BOSTON (AP) - Gov. Charlie Baker won’t face re-election for another three years, but he’s already stockpiled more in campaign donations than his two recent predecessors in the governor’s office.
During the first six months of the year, Baker raised nearly $940,000 for his campaign account, according to an Associated Press review of state campaign finance reports.
That’s nearly three times the $352,000 raised by former Democratic Gov. Deval Patrick during the same period in his first year.
Baker has even eclipsed the $663,000 fellow Republican Gov. Mitt Romney raised through the end of June during his first year in office.
As of June 30, Baker had a balance of more than $896,000 in his account, a sizable down-payment on a potential campaign that won’t happen until 2018, if he seeks a second term. During the same six months, he reported nearly $324,000 in expenditures.
Baker is being helped in part by a new law that kicked in this year that allows supporters of state candidates to donate up to $1,000 a year - double the previous $500 annual cap.
According to the AP’s review, close to half of Baker’s haul for the first half of the year came from 410 donors maxing out with $1,000 individual contributions.
All told, Baker has collected about 2,500 donations since the start of the year - almost double Patrick’s nearly 1,400 contributions during his first six months in office, but slightly less than the more than 2,800 contributions Romney received during his first six months.
Who’s donating to Baker?
About 300 of the donors - or more than one in ten of all contributors - identified themselves as an attorney or lawyer. And 200 more listed their profession as CEO, president or chairman.

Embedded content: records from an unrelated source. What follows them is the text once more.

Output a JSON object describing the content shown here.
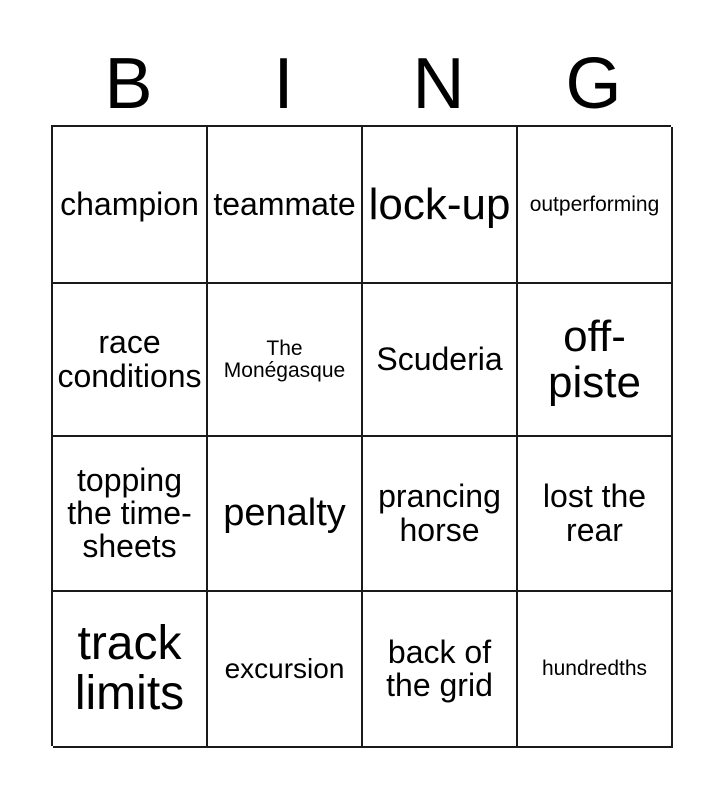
{
  "card": {
    "title_letters": [
      "B",
      "I",
      "N",
      "G"
    ],
    "columns": 4,
    "rows": 4,
    "colors": {
      "background": "#ffffff",
      "border": "#1a1a1a",
      "text": "#000000"
    },
    "cells": [
      {
        "text": "champion",
        "size": "md"
      },
      {
        "text": "teammate",
        "size": "md"
      },
      {
        "text": "lock-up",
        "size": "xl"
      },
      {
        "text": "outperforming",
        "size": "xs"
      },
      {
        "text": "race conditions",
        "size": "md"
      },
      {
        "text": "The Monégasque",
        "size": "xs"
      },
      {
        "text": "Scuderia",
        "size": "md"
      },
      {
        "text": "off-piste",
        "size": "xl"
      },
      {
        "text": "topping the time-sheets",
        "size": "md"
      },
      {
        "text": "penalty",
        "size": "lg"
      },
      {
        "text": "prancing horse",
        "size": "md"
      },
      {
        "text": "lost the rear",
        "size": "md"
      },
      {
        "text": "track limits",
        "size": "xxl"
      },
      {
        "text": "excursion",
        "size": "sm"
      },
      {
        "text": "back of the grid",
        "size": "md"
      },
      {
        "text": "hundredths",
        "size": "xs"
      }
    ]
  }
}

They include those whose businesses could be touched by state policy, such as the heads of health insurance and medical firms, construction and real estate developers, transportation executives, higher education officials, public workers, and utility and power company executives.

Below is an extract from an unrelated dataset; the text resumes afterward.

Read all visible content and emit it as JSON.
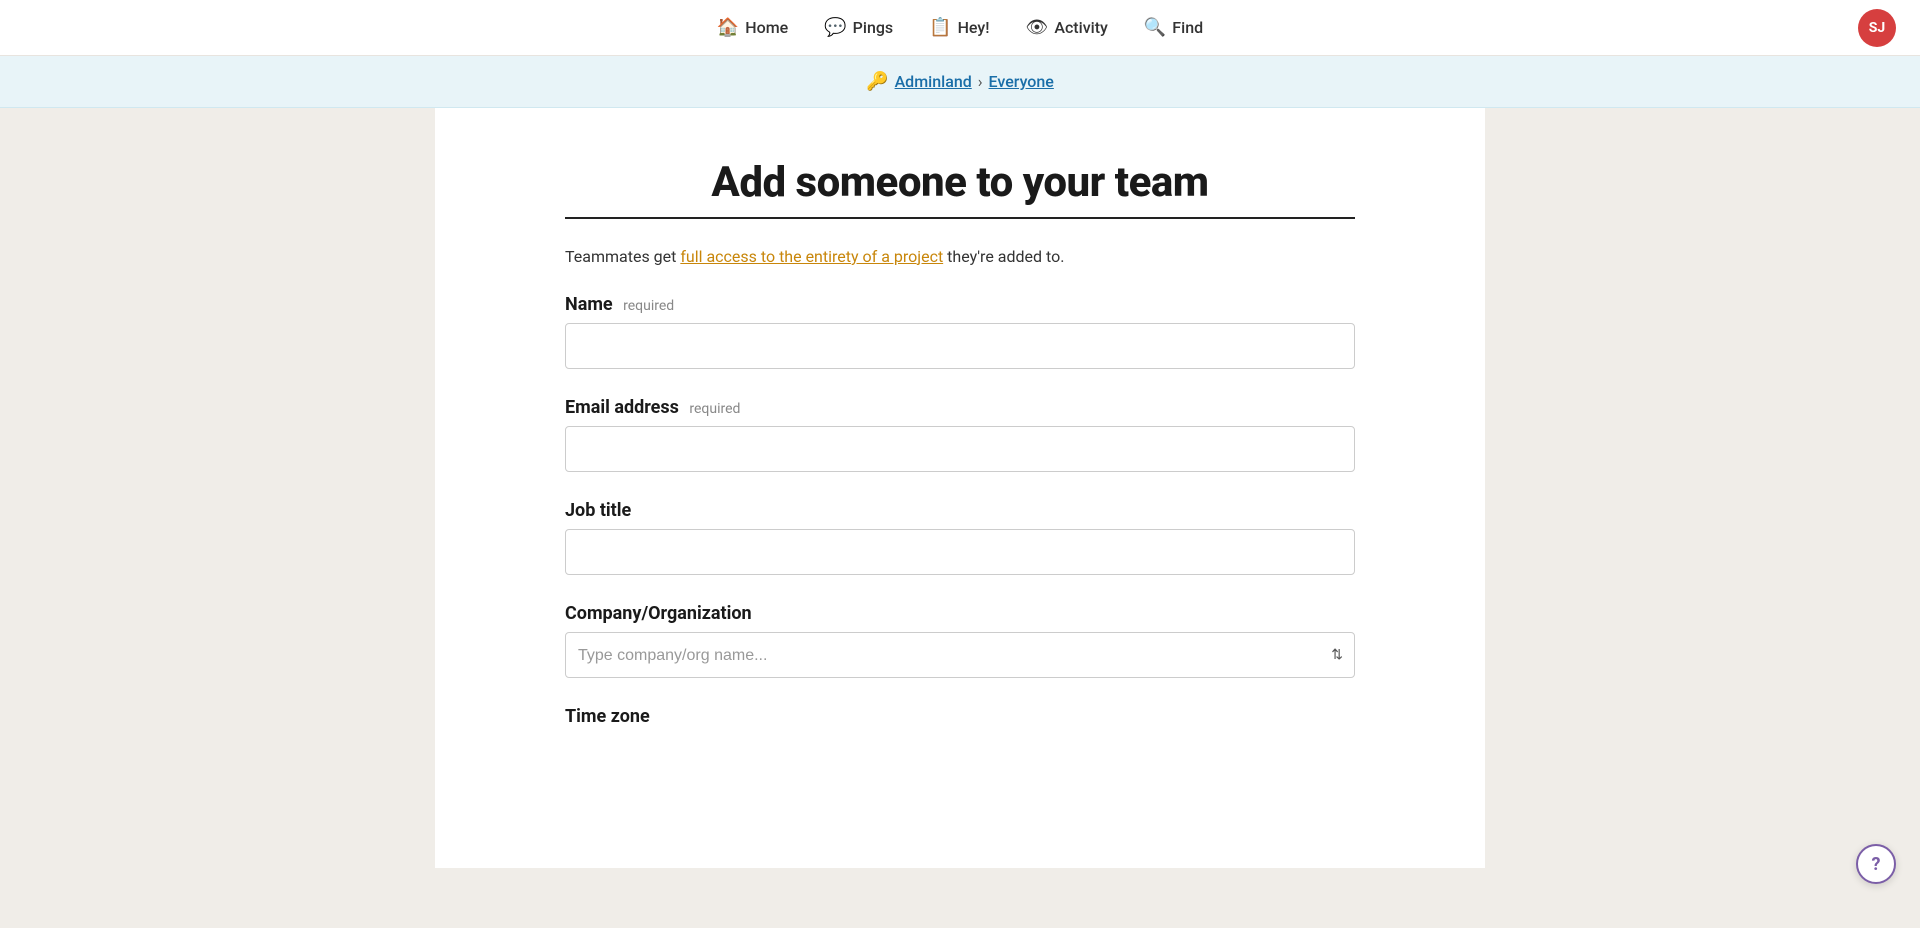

Baker Finance Director David Drummond said the contributions to the governor reflect the broader public support for his policies.
“Gov. Baker’s results-oriented, commonsense approach is resonating with people across the commonwealth,” Drummond said in a statement. “We’re grateful for the strong support as the governor continues to work hard for the people of Massachusetts.”
Baker has enjoyed significant public backing during his first months in office as the state grappled with record snowfall and worked to close a projected $1.8 billion gap in the 2016 fiscal year state budget.
Pam Wilmot, executive director of Massachusetts Common Cause, said incumbents have an advantage over potential challengers because they can begin putting away money well ahead of the next campaign.
“Our concern with money that comes in at the beginning of an administration is that it is even more heavily weighted to interests seeking to influence public policy than the money that comes in during the heat of the campaign,” she said.
The contributions to Baker include donations from multiple individuals working for the same company, including some of the more politically-connected law firms and lobbying firms in the state.
The change in the campaign donation limit was part of a larger bill passed by lawmakers and signed by Patrick last year designed to tighten reporting requirements for independent political expenditures, including spending by political action committees known as super PACs. The $500 limit had been in place for 20 years.
The higher donation limits and the readiness of supporters to open up their checkbooks could make it easier for Baker and other statewide candidates to more quickly amass larger campaign war chests well ahead of any re-election campaign.
Baker raised more than $5.8 million for last year’s campaign for governor under the old $500 contribution limit, according to the state Office of Campaign and Political Finance. His Democratic challenger, Martha Coakley, raised more than $3.7 million.
Those totals didn’t include the $16.9 million in political spending by outside groups. In 2014, most independent spending was from super PACs, much of it to support Baker and Coakley.
Copyright © 2021 The Washington Times, LLC.